Barta didn’t have a choice but to fire Lickliter, or risk having the men’s basketball program collapse.
And while Fran McCaffery hasn’t built Iowa into a national power, the program is respectable again and close to where former head coach Tom Davis had the men’s basketball program when he was forced out in 1999 by Barta’s predecessor, Bob Bowlsby.
The football settlement came as part of the fallout from when multiple former Iowa players in the summer of 2020 accused the Iowa football program of racial discrimination and bullying.
Former Iowa center James Daniels took the story public when he voiced his frustration about race relations on Twitter in the summer of 2020.
Daniels had previously shared his feelings with Barta privately, but then Daniels didn’t feel that enough was being done to address the racial issues, so he ultimately went public.
It’s hard to believe that I’ve covered the Iowa beat for over three decades and dealt mostly with just two athletic directors in Bowlsby and Barta.
My first week on the job at the Iowa City Press-Citizen in June 1991 was also Bump Elliott’s last week as the Iowa Athletic Director.
Bump had been on the job since 1970.

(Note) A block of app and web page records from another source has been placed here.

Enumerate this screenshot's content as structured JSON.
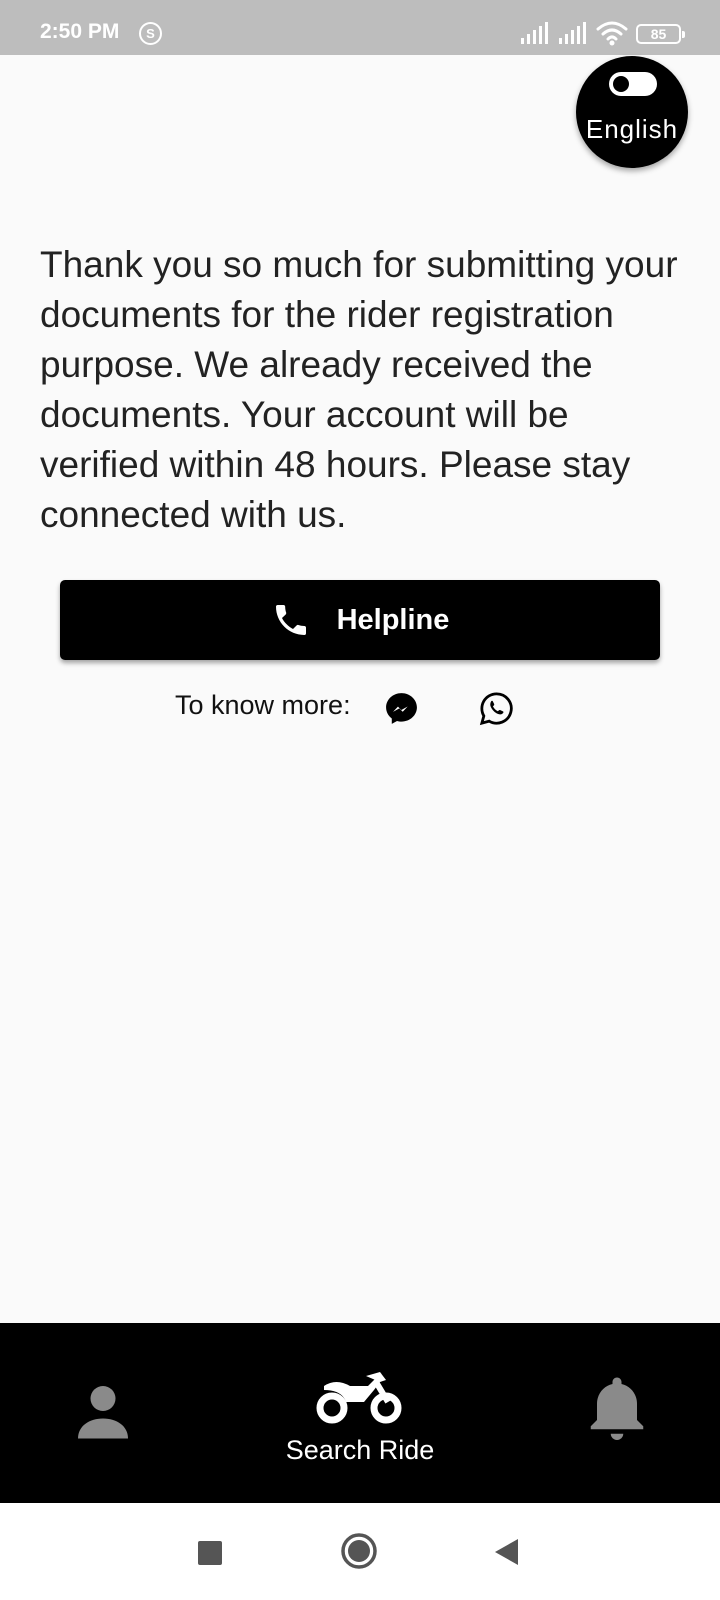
{
  "status_bar": {
    "time": "2:50 PM",
    "battery": "85"
  },
  "language_toggle": {
    "label": "English"
  },
  "message": "Thank you so much for submitting your documents for the rider registration purpose. We already received the documents. Your account will be verified within 48 hours. Please stay connected with us.",
  "helpline_button": {
    "label": "Helpline",
    "icon": "phone-icon"
  },
  "contact": {
    "label": "To know more:",
    "icons": [
      "messenger-icon",
      "whatsapp-icon"
    ]
  },
  "bottom_nav": {
    "items": [
      {
        "icon": "profile-icon",
        "label": ""
      },
      {
        "icon": "motorcycle-icon",
        "label": "Search Ride"
      },
      {
        "icon": "bell-icon",
        "label": ""
      }
    ]
  },
  "colors": {
    "primary": "#000000",
    "background": "#fafafa",
    "status_bar": "#bdbdbd",
    "inactive_icon": "#8a8a8a"
  }
}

So, over the past 53 years, Iowa has only had three athletic directors, not including Christine Grant, who used to be the women’s athletic director before the two programs merged.
The job obviously has a lot to offer based on how long each of the three athletic directors stayed on the job.

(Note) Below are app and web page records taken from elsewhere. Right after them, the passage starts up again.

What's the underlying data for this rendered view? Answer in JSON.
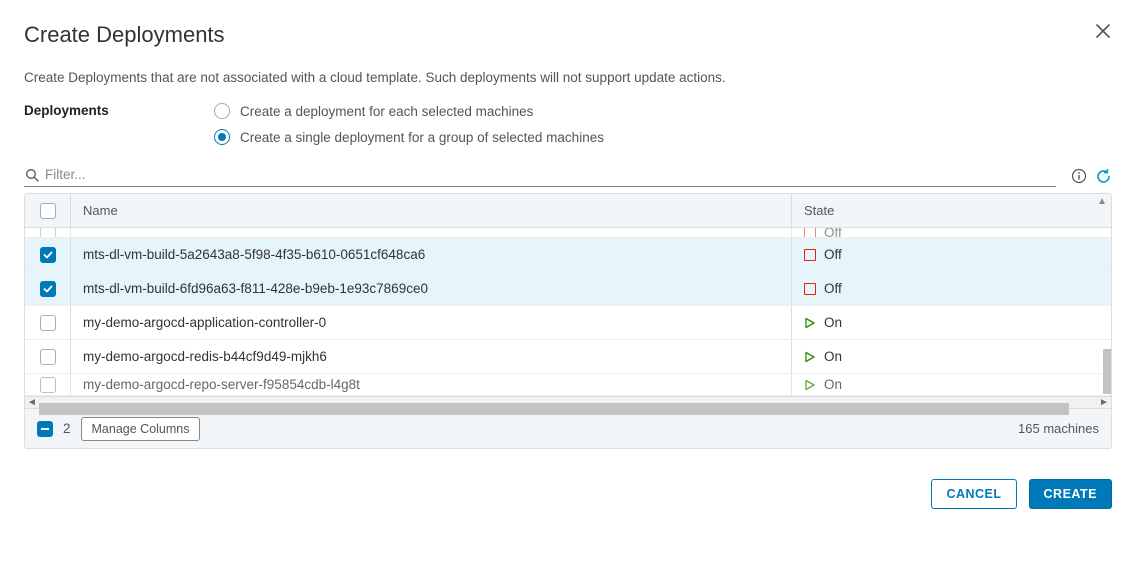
{
  "modal": {
    "title": "Create Deployments",
    "subtitle": "Create Deployments that are not associated with a cloud template. Such deployments will not support update actions.",
    "close": "Close"
  },
  "options": {
    "label": "Deployments",
    "opt1": "Create a deployment for each selected machines",
    "opt2": "Create a single deployment for a group of selected machines",
    "selected": 1
  },
  "filter": {
    "placeholder": "Filter..."
  },
  "columns": {
    "name": "Name",
    "state": "State"
  },
  "rows": [
    {
      "selected": false,
      "name": "",
      "state": "Off",
      "icon": "off",
      "partial": "top"
    },
    {
      "selected": true,
      "name": "mts-dl-vm-build-5a2643a8-5f98-4f35-b610-0651cf648ca6",
      "state": "Off",
      "icon": "off"
    },
    {
      "selected": true,
      "name": "mts-dl-vm-build-6fd96a63-f811-428e-b9eb-1e93c7869ce0",
      "state": "Off",
      "icon": "off"
    },
    {
      "selected": false,
      "name": "my-demo-argocd-application-controller-0",
      "state": "On",
      "icon": "on"
    },
    {
      "selected": false,
      "name": "my-demo-argocd-redis-b44cf9d49-mjkh6",
      "state": "On",
      "icon": "on"
    },
    {
      "selected": false,
      "name": "my-demo-argocd-repo-server-f95854cdb-l4g8t",
      "state": "On",
      "icon": "on",
      "partial": "bottom"
    }
  ],
  "footer": {
    "selected_count": "2",
    "manage_columns": "Manage Columns",
    "machines_count": "165 machines",
    "cancel": "CANCEL",
    "create": "CREATE"
  }
}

Bowlsby resigned in 2006 to become the athletic director at Stanford.
Just like with Barta now, the timing seemed right for Bowlsby to move on.

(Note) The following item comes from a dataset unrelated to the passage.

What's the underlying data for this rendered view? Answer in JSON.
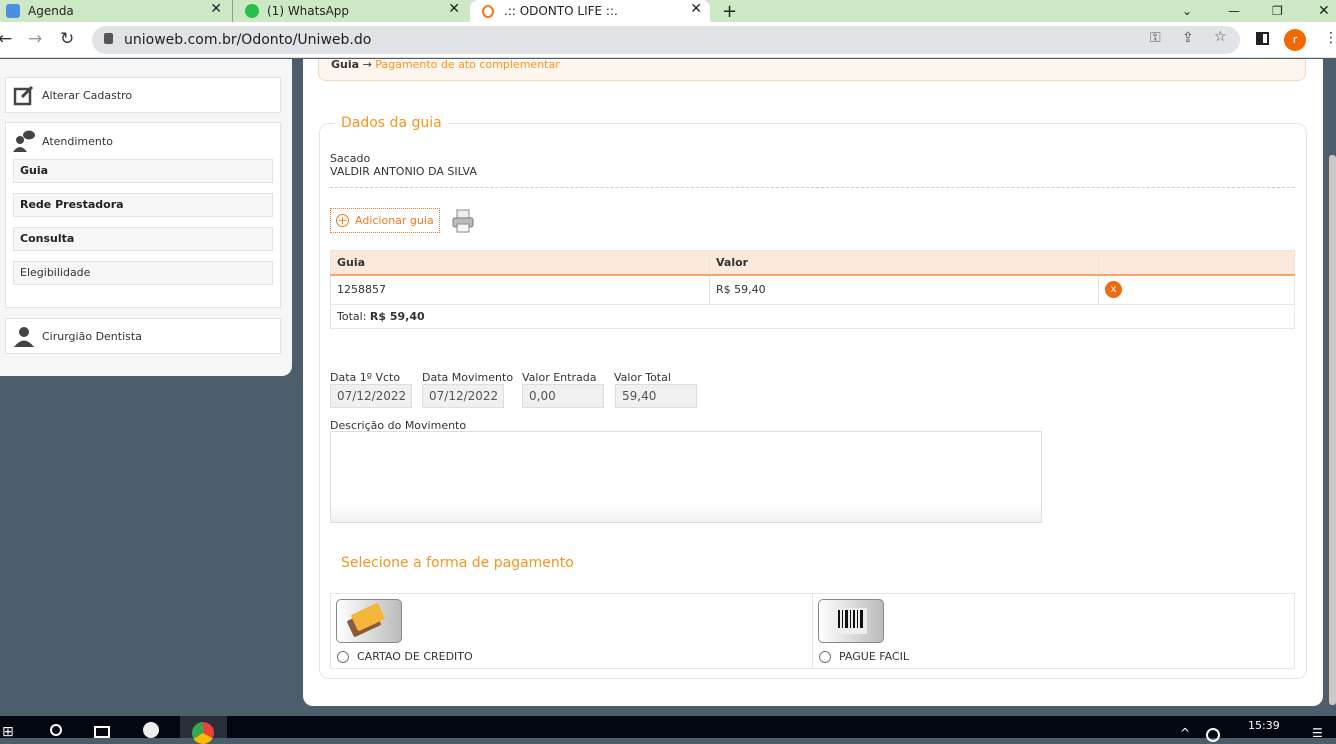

The Pierre Pierce sexual assault scandal still was a huge controversy at the time, and Bowlsby’s decision to hire Steve Alford as the Iowa men’s basketball coach in 1999 had produced more negatives than positives.
From a personal standpoint, I have enjoyed working with Barta more than with Bowlsby simply because Barta is more friendly and personable, whereas Bowlsby came off as being smug and aloof, at least with me.
It was no secret that I didn’t like or respect Steve Alford and that caused irreparable damage to my working relationship with Bowlsby because it became personal.
That never has been the case with Barta even though I’ve written some less-than-flattering articles about his job performance.
I’ve accused Barta of coddling Kirk Ferentz, and of allowing Kirk Ferentz to promote his son, Brian Ferentz, to offensive coordinator when Brian didn’t seem qualified for the job.
But with Barta, it never has been personal.
He never has complained about anything I’ve written, nor does he hold grudges.
I actually like Gary Barta as a person, but still feel this is the right time to make a change.
And if he made this decision on his own, and without any pressure to step down, then I salute Gary Barta for doing the right thing at the right time.
I just find it hard to believe in the wake of the football settlement that Barta is retiring from a job that pays him approximately $1 million annually rather than resigning as part of a mutual separation.
As for picking Barta’s successor, Iowa deputy athletic director Beth Goetz would appear to be a solid candidate, much to the dismay of some fans who apparently believe that promoting her would be a case of Iowa settling.
I don’t agree with that opinion, but I’m also not endorsing Goetz, or anybody, for the job.
Kansas State Athletic Director Gene Taylor could also emerge as a candidate since he previously worked under Barta at Iowa and is highly respected.
The person who replaces Barta will likely hire the next Iowa football coach, so it’s important for UI officials to make the right hire.
Iowa will conduct a thorough job search and pick who they feel is the best fit for the job.
To say that Gary Barta was a failure as the Iowa Athletic Director would be unfair and inaccurate.
He accomplished a lot of good things as the head Hawk, and he will leave the athletic department in pretty good shape from a competitive standpoint, and from a fundraising standpoint.
It could be argued that Iowa is in better shape now from a competitive standpoint compared to when Barta was hired.
But there has also been too much self-inflicted controversy and too many costly lawsuits that could’ve been avoided with better leadership, awareness and vision.
So again, it’s time to make a change.